“Overseas experience shows that standard working hours forces employers to hire more part-time employees, which fragment jobs and exacerbate underemployment,” said the chamber statement.
“Uphold the free-market economy principles on which Hong Kong has thrived,” urged chamber CEO Shirley Yuen, adding that stipulating working hours will only make it difficult for companies to survive.
“Rather than standardising working hours through legislation, employers and employees should draw up contracts based on the demands of work in individual sectors, stipulating job requirements, duties, working hours and arrangements for overtime,” she said.
“To boost the economy, the chamber urges government to use the budget at the end of this month to reduce the profits tax rate and implement a two-tier tax system to ease SMEs’ tax burden,” said the HKGCC statement.
Ms Yuen and HKGCC representative on the Labour Advisory Board Emil Yu advised increasing the labour force.
According to government statistics, Hong Kong’s unemployment rate stood at 3.2 per cent in the last quarter and underemployment fell to 1.4 per cent.
Ms Yuen said stipulating standard working hours will only make it more difficult for companies to survive.

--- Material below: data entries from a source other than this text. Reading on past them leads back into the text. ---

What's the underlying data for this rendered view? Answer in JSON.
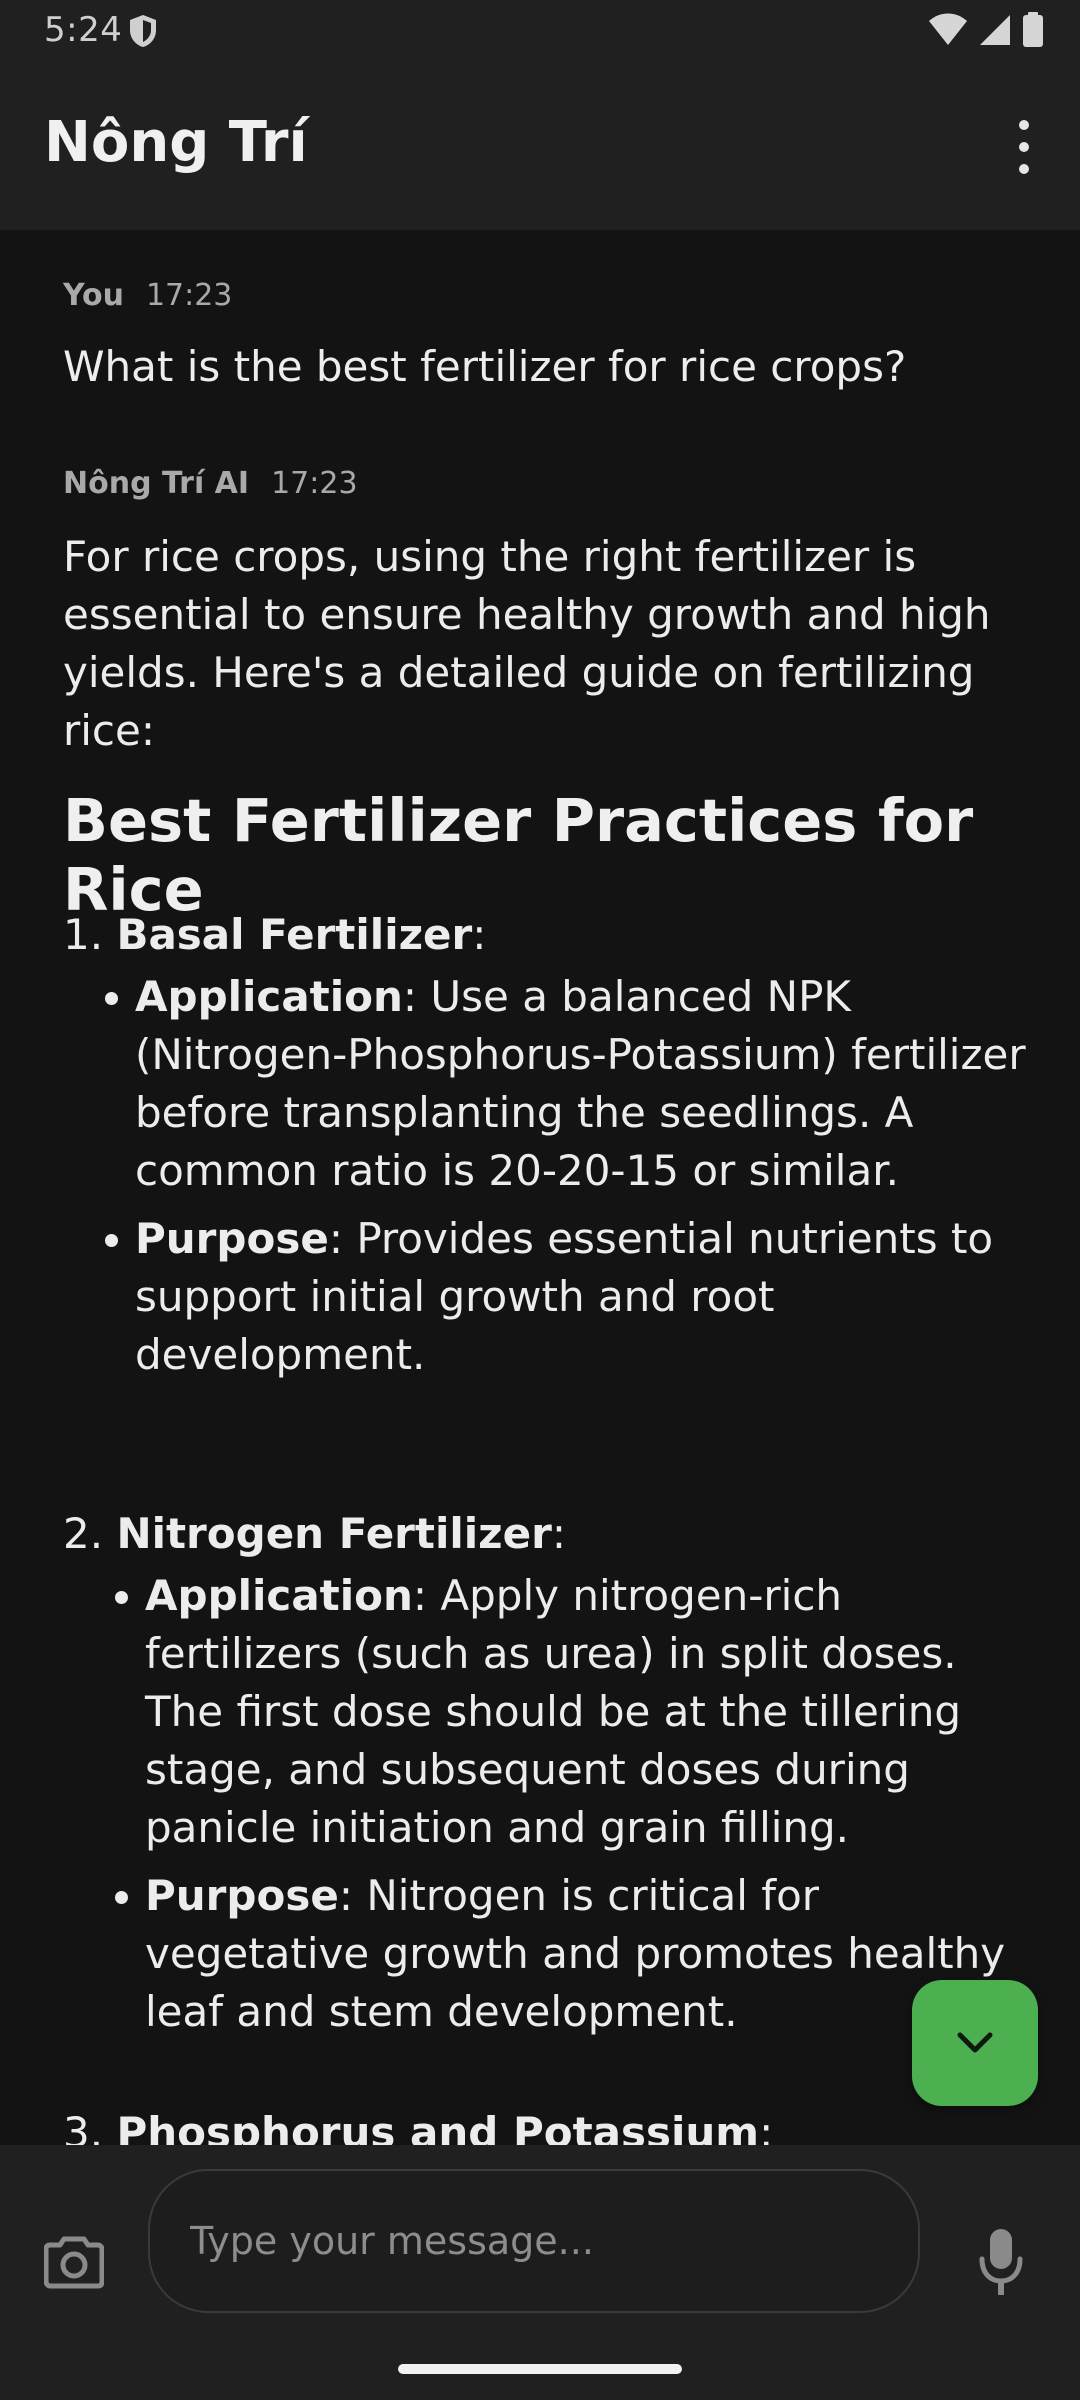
{
  "status_bar": {
    "time": "5:24"
  },
  "app_bar": {
    "title": "Nông Trí"
  },
  "messages": [
    {
      "sender": "You",
      "time": "17:23",
      "text": "What is the best fertilizer for rice crops?"
    },
    {
      "sender": "Nông Trí AI",
      "time": "17:23",
      "intro": "For rice crops, using the right fertilizer is essential to ensure healthy growth and high yields. Here's a detailed guide on fertilizing rice:",
      "heading": "Best Fertilizer Practices for Rice"
    }
  ],
  "sections": [
    {
      "num": "1.",
      "title": "Basal Fertilizer",
      "bullets": [
        {
          "label": "Application",
          "text": ": Use a balanced NPK (Nitrogen-Phosphorus-Potassium) fertilizer before transplanting the seedlings. A common ratio is 20-20-15 or similar."
        },
        {
          "label": "Purpose",
          "text": ": Provides essential nutrients to support initial growth and root development."
        }
      ]
    },
    {
      "num": "2.",
      "title": "Nitrogen Fertilizer",
      "bullets": [
        {
          "label": "Application",
          "text": ": Apply nitrogen-rich fertilizers (such as urea) in split doses. The first dose should be at the tillering stage, and subsequent doses during panicle initiation and grain filling."
        },
        {
          "label": "Purpose",
          "text": ": Nitrogen is critical for vegetative growth and promotes healthy leaf and stem development."
        }
      ]
    },
    {
      "num": "3.",
      "title": "Phosphorus and Potassium"
    }
  ],
  "input": {
    "placeholder": "Type your message..."
  },
  "colors": {
    "accent": "#4caf50",
    "background": "#131313",
    "bar": "#202020"
  }
}
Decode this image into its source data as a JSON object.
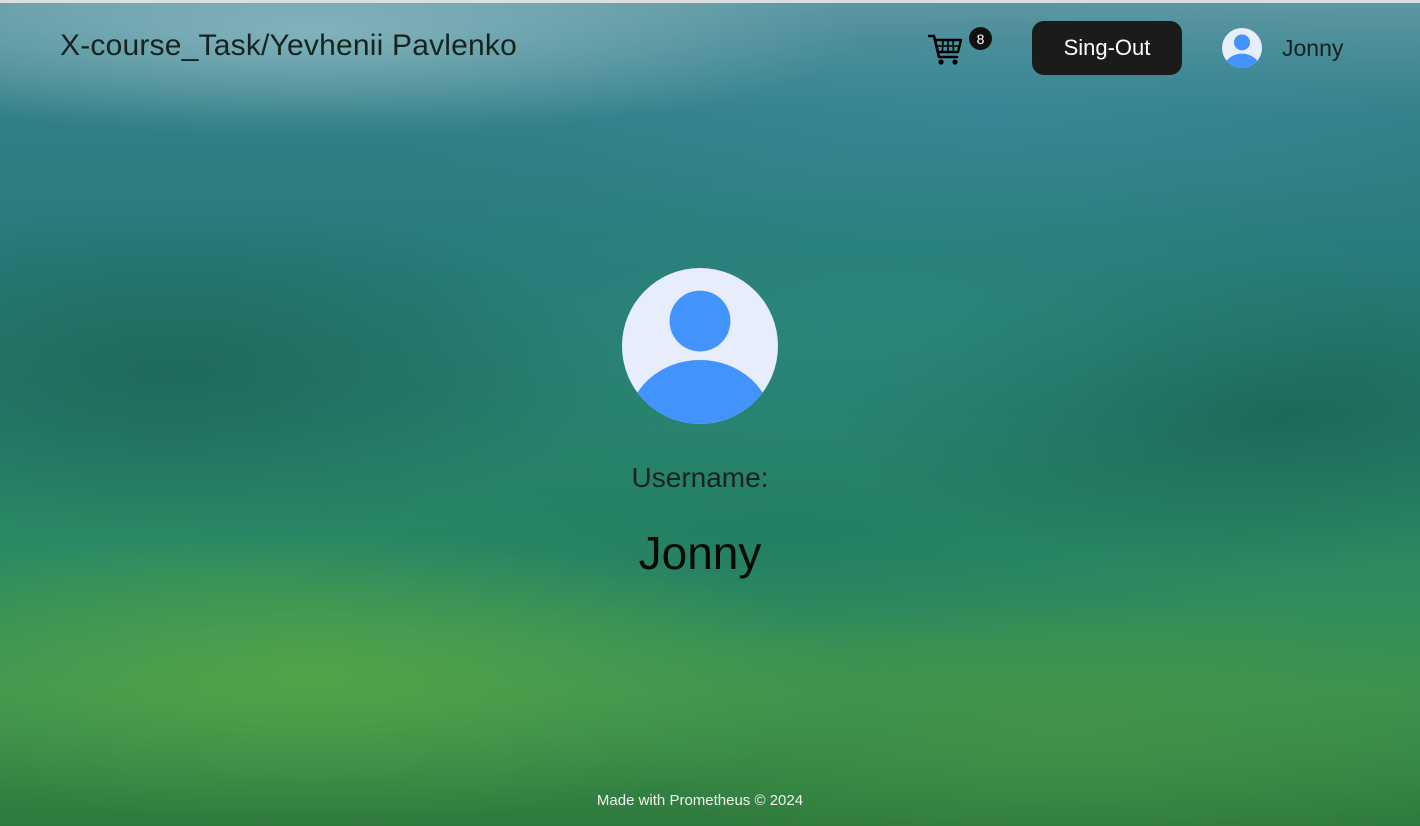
{
  "header": {
    "brand": "X-course_Task/Yevhenii Pavlenko",
    "cart": {
      "icon": "shopping-cart-icon",
      "count": "8"
    },
    "signout_label": "Sing-Out",
    "user": {
      "avatar_icon": "user-avatar-icon",
      "name": "Jonny"
    }
  },
  "profile": {
    "avatar_icon": "user-avatar-icon",
    "username_label": "Username:",
    "username": "Jonny"
  },
  "footer": {
    "text": "Made with Prometheus © 2024"
  },
  "colors": {
    "avatar_background": "#e8edfb",
    "avatar_figure": "#4293fb",
    "button_background": "#1b1b1b",
    "badge_background": "#111111"
  }
}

Mr Yu said that since the introduction of the minimum wage, low-income workers’ wages are calculated based on the number of hours worked, and their right to overtime pay is protected under that law.
The impact of standard working hours will have far-reaching consequences for both low-income employees and the entire workforce.
Some 300,000 SMEs in Hong Kong account for more than 98 per cent of local businesses, and hire 1.2 million employees. With small companies already struggling to cope with talent loss, increasing costs and cash-flow constraints, standard working hours legislation will deliver a double blow to SMEs, he said.
Ms Yuen said this was a time to introduce simple two-tiered profits tax structure.
“We propose immediately reducing the standard profits tax rate to 15 per cent and further reduce the rate imposed on the first HK$2 million (US$257,896) of taxable profits to 10 per cent,” she said.
“Given that SMEs are the backbone of our economy, the chamber hopes the Financial Secretary’s upcoming budget will address the concerns of the business community, enhancing Hong Kong’s competitiveness and promoting economic growth,” she said.
Source: Asian Shipper